> Records for processing
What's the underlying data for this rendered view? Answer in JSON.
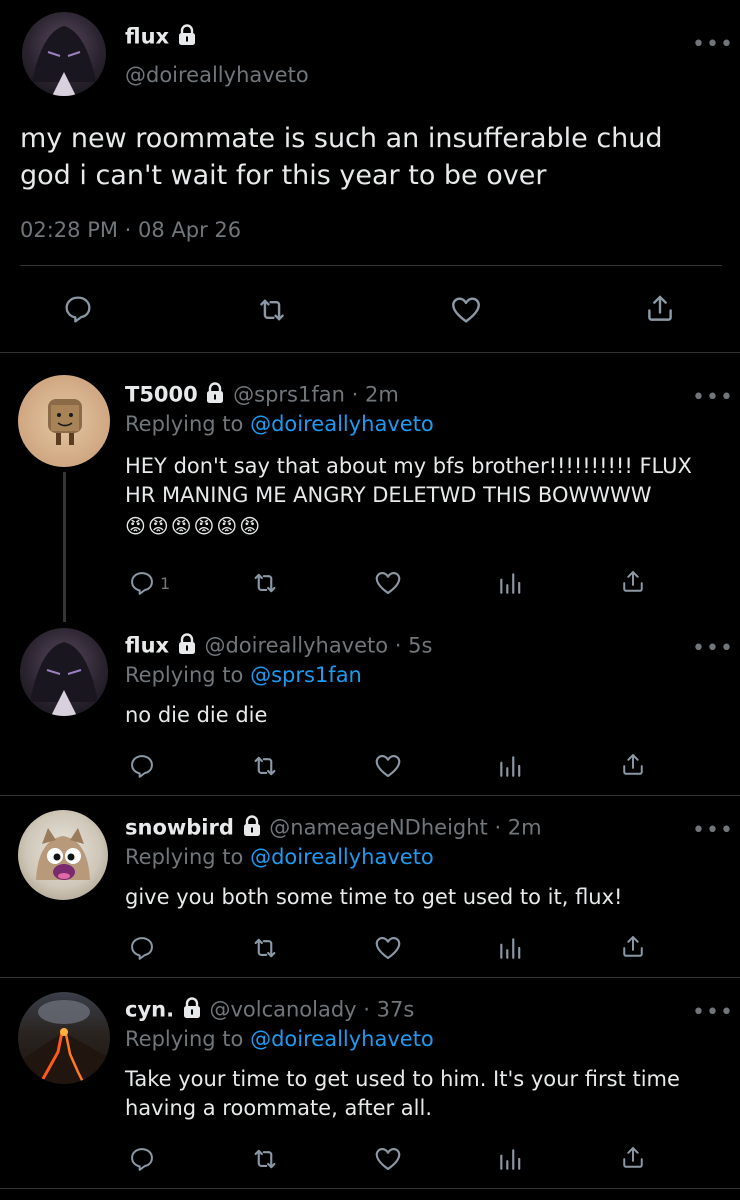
{
  "main_tweet": {
    "display_name": "flux",
    "handle": "@doireallyhaveto",
    "text_line1": "my new roommate is such an insufferable chud",
    "text_line2": "god i can't wait for this year to be over",
    "timestamp": "02:28 PM · 08 Apr 26"
  },
  "replies": [
    {
      "display_name": "T5000",
      "handle": "@sprs1fan · 2m",
      "replying_prefix": "Replying to",
      "replying_to": "@doireallyhaveto",
      "text_line1": "HEY don't say that about my bfs brother!!!!!!!!!! FLUX",
      "text_line2": "HR MANING ME ANGRY DELETWD THIS BOWWWW",
      "emoji": "😡😡😡😡😡😡",
      "reply_count": "1"
    },
    {
      "display_name": "flux",
      "handle": "@doireallyhaveto · 5s",
      "replying_prefix": "Replying to",
      "replying_to": "@sprs1fan",
      "text_line1": "no die die die"
    },
    {
      "display_name": "snowbird",
      "handle": "@nameageNDheight · 2m",
      "replying_prefix": "Replying to",
      "replying_to": "@doireallyhaveto",
      "text_line1": "give you both some time to get used to it, flux!"
    },
    {
      "display_name": "cyn.",
      "handle": "@volcanolady · 37s",
      "replying_prefix": "Replying to",
      "replying_to": "@doireallyhaveto",
      "text_line1": "Take your time to get used to him. It's your first time",
      "text_line2": "having a roommate, after all."
    }
  ],
  "icons": [
    "reply-icon",
    "retweet-icon",
    "like-icon",
    "share-icon",
    "analytics-icon",
    "lock-icon",
    "more-icon"
  ],
  "colors": {
    "background": "#000000",
    "text": "#e7e9ea",
    "muted": "#71767b",
    "link": "#1d9bf0",
    "divider": "#2f3336"
  }
}
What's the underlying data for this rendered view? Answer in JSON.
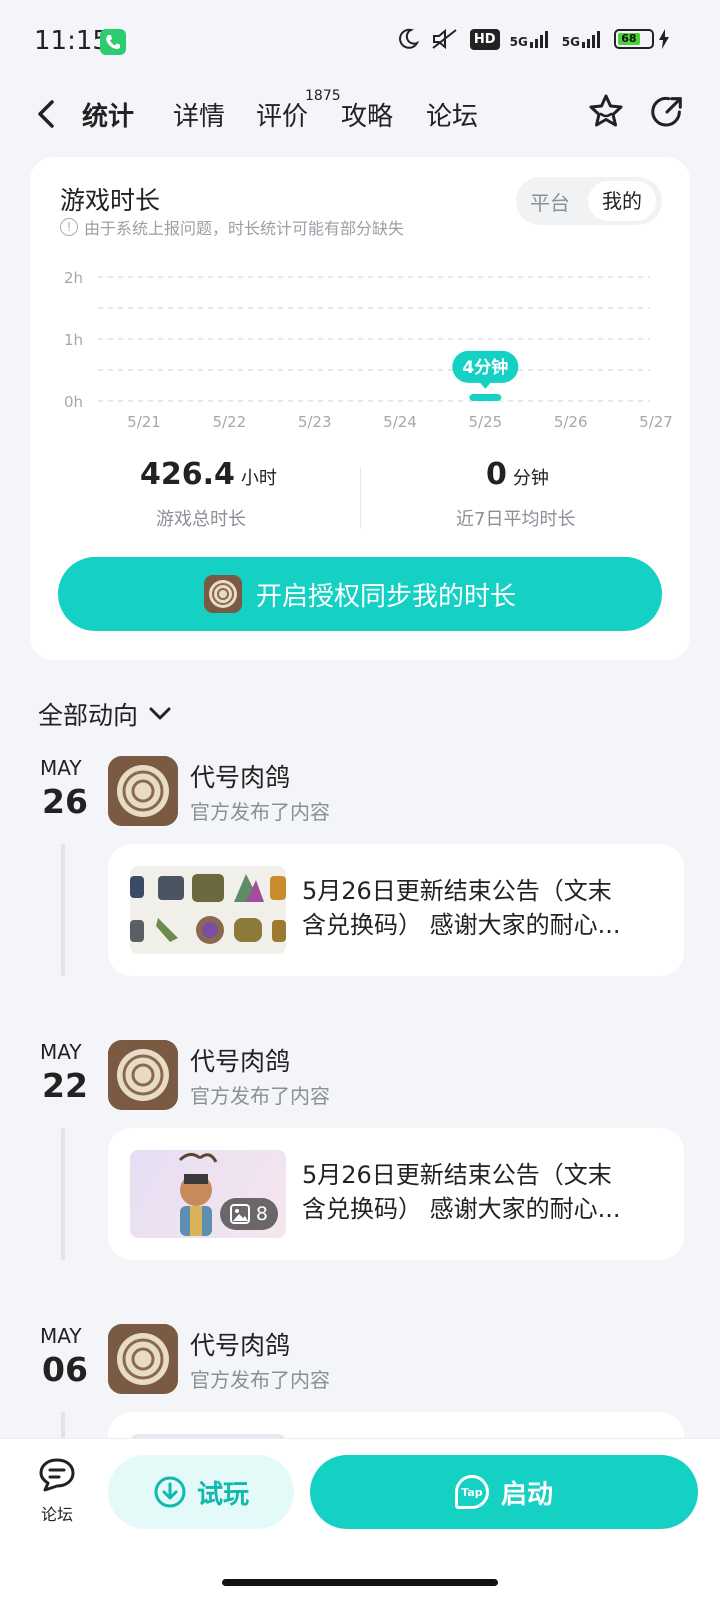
{
  "status_bar": {
    "time": "11:15",
    "hd_label": "HD",
    "network_1": "5G",
    "network_2": "5G",
    "battery": "68"
  },
  "nav": {
    "tabs": [
      {
        "label": "统计"
      },
      {
        "label": "详情"
      },
      {
        "label": "评价"
      },
      {
        "label": "攻略"
      },
      {
        "label": "论坛"
      }
    ],
    "review_count": "1875"
  },
  "playtime": {
    "title": "游戏时长",
    "note": "由于系统上报问题，时长统计可能有部分缺失",
    "toggle": {
      "platform": "平台",
      "mine": "我的"
    },
    "total_value": "426.4",
    "total_unit": "小时",
    "total_label": "游戏总时长",
    "avg_value": "0",
    "avg_unit": "分钟",
    "avg_label": "近7日平均时长",
    "sync_button": "开启授权同步我的时长"
  },
  "chart_data": {
    "type": "bar",
    "categories": [
      "5/21",
      "5/22",
      "5/23",
      "5/24",
      "5/25",
      "5/26",
      "5/27"
    ],
    "values": [
      0,
      0,
      0,
      0,
      4,
      0,
      0
    ],
    "unit": "minutes",
    "y_ticks": [
      "0h",
      "1h",
      "2h"
    ],
    "ylim": [
      0,
      120
    ],
    "highlight_label": "4分钟",
    "highlight_index": 4,
    "grid": true,
    "accent_color": "#14d1c4"
  },
  "feed": {
    "filter_label": "全部动向",
    "items": [
      {
        "month": "MAY",
        "day": "26",
        "author": "代号肉鸽",
        "action": "官方发布了内容",
        "line1": "5月26日更新结束公告（文末",
        "line2": "含兑换码） 感谢大家的耐心...",
        "image_count": ""
      },
      {
        "month": "MAY",
        "day": "22",
        "author": "代号肉鸽",
        "action": "官方发布了内容",
        "line1": "5月26日更新结束公告（文末",
        "line2": "含兑换码） 感谢大家的耐心...",
        "image_count": "8"
      },
      {
        "month": "MAY",
        "day": "06",
        "author": "代号肉鸽",
        "action": "官方发布了内容"
      }
    ]
  },
  "bottom_bar": {
    "forum_label": "论坛",
    "try_label": "试玩",
    "launch_label": "启动",
    "tap_logo": "Tap"
  }
}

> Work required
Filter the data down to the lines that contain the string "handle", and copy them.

> Your solution
    "handle": "@doireallyhaveto",
      "handle": "@sprs1fan · 2m",
      "handle": "@doireallyhaveto · 5s",
      "handle": "@nameageNDheight · 2m",
      "handle": "@volcanolady · 37s",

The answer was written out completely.